While the prices of cryptocurrency continue to soar, reaching the threshold of 17,000 dollars, Bitcoin is now a real energy drain. This is in any case what reveals a recent study conducted by Digiconomist. Indeed, according to the results of this study, a Bitcoin transaction would consume as much energy as eight American households combined. The value of the virtual currency would push the miners to use machines more and more powerful and increasingly greedy energy to extract the maximum of chips.
According to Digitronics, the current value of bitcoin would push miners to use machines that can consume up to 24 terawatt hours per year. It is the equivalent of the consumption of a country like Nigeria with its 186 million inhabitants over the same period. This equates to an average of 215-kilowatt-hours of energy consumed by miners for each transaction.
The number of transactions per day is estimated at 300,000 currently, so it represents enough energy to feed the average American home for more than a week. The study also points out that the energy consumed by miners worldwide could suffice the electricity needs of 2.26 million US households.

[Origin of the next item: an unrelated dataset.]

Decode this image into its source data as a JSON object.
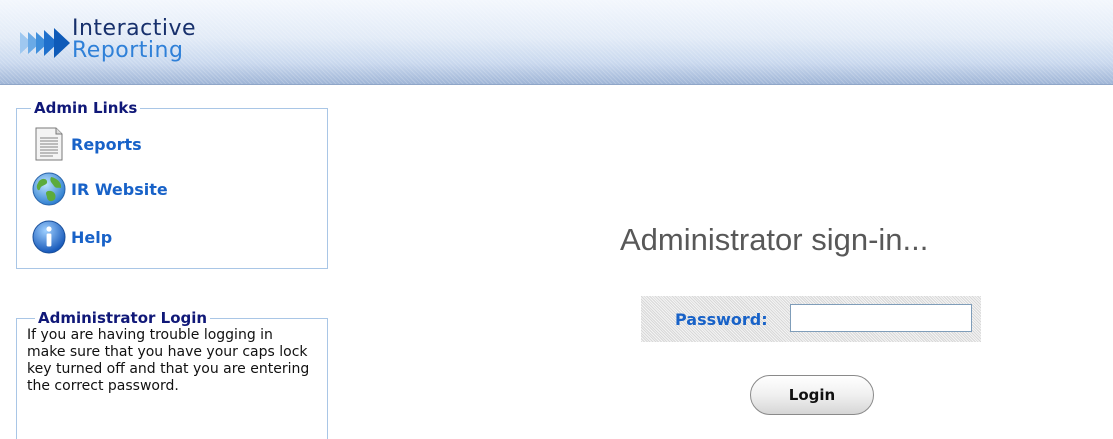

The figures revealed by this study come to raise the question of the actual value provided by Bitcoin in view of the amount of energy required by transactions, but especially the environmental impact. Since 2015, the energy consumption of minors continues to grow and is far superior to that of conventional digital payment methods. This is because the dollar value of bitcoin is directly proportional to the amount of electricity used to exploit it. As the price goes up, the energy consumption follows.
Even if the model used in the study is not accurate, it gives an idea of the problem of extracting Bitcoin if it continues at this rate. Such energy consumption generates a considerable carbon emission. In fact, the study reveals that a single mine is responsible for 13,000 kg of CO2 emissions per bitcoin, i.e. between 24,000 and 40,000 kg of CO2 per hour. This represents the average fuel consumption of a car that has traveled 203,000 kilometers, according to a study of car CO2 emissions in Europe.
In a global context marked by climate change resulting in forest fires, droughts, and floods, it is pertinent to ask the question of the environmental impact of Bitcoin. Some observers believe that the problem will only get worse given the direct relationship between energy consumption and the number of transactions processed.
Even if there are initiatives that try to limit the environmental impact including increasing the number of transactions processed to reduce network congestion, it is still marginal because Bitcoin is several thousand times less effective than a network of cards credit.